Back in May, Chauvin, along with three other ex-Minneapolis cops, were indicted by a federal grand jury on charges related to violating Floyd’s right to be free from unreasonable seizure and their failure to provide Floyd with medical care. Chauvin initially pleaded not guilty to the federal charges in September, but signaled his decision to change his plea via a motion filed Monday, Dec. 13.
During the hearing in St. Paul, Minnesota, a federal prosecutor said that, as part of the plea deal, they would seek a 25 year prison sentence, which would run concurrent to Chauvin’s 22.5-year state sentence (a judge will still finalize the full length of Chauvin’s sentence). Chauvin will serve his time in a federal penitentiary.
A lawyer for Chauvin did not immediately return Rolling Stone‘s request for comment. Neither did representatives for the Department of Justice.
Chauvin is also facing two additional civil rights charges related to a 2017 incident where he allegedly knelt on a teenager’s neck and hit him with a flashlight; he has pleaded not guilty to those charges and has not changed that plea.
While the federal guilty plea will likely add some additional years to Chauvin’s 22.5-year state sentence for murder, he could have garnered a much longer term — potentially life — had he gone to trial and been convicted. In pleading guilty to the federal charges and serving his time in a federal prison, he will also avoid a state penitentiary, where he could have potentially been around people he was responsible for incarcerating.
Since his conviction on murder charges in April, Chauvin has been locked up in solitary confinement at Minneosta’s lone maximum security state prison.
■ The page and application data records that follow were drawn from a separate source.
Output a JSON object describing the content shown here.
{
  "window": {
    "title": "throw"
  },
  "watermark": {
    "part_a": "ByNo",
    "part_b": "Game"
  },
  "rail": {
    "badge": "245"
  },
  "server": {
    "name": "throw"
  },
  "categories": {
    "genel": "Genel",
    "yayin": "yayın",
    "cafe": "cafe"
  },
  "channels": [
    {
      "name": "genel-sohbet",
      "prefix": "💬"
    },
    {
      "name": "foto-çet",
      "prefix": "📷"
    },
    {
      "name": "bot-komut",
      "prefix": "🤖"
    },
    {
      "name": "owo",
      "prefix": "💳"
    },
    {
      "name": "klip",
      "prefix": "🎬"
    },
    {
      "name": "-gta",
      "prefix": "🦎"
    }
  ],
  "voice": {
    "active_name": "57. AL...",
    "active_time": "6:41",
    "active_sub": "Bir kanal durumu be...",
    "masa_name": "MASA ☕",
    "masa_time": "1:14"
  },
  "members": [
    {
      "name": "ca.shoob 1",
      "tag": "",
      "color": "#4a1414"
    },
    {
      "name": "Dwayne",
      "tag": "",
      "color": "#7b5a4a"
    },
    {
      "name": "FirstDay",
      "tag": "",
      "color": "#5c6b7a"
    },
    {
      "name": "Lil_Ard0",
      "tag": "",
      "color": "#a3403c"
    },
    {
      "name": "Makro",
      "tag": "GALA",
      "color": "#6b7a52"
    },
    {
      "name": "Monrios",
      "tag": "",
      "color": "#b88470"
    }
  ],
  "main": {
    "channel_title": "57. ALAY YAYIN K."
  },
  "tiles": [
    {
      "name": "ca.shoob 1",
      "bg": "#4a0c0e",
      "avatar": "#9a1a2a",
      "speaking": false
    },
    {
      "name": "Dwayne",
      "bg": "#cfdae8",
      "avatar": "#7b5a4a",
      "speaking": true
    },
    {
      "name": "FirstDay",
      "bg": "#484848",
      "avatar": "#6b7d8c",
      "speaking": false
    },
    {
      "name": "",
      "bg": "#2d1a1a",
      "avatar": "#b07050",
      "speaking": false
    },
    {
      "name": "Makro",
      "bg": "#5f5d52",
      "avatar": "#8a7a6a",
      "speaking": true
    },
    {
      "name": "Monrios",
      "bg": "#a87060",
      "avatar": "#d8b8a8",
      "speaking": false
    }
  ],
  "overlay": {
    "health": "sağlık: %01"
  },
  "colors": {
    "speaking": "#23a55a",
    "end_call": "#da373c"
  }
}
He is in the process of appealing his murder conviction.
As for the other three officers — Thomas Lane, J. Kueng and Tou Thao — charged in relation to Floyd’s death, no trial date has been set yet for the federal civil rights case against them. The trio, however, will stand trial in March 2022 on separate charges that they aided and abetted Floyd’s death.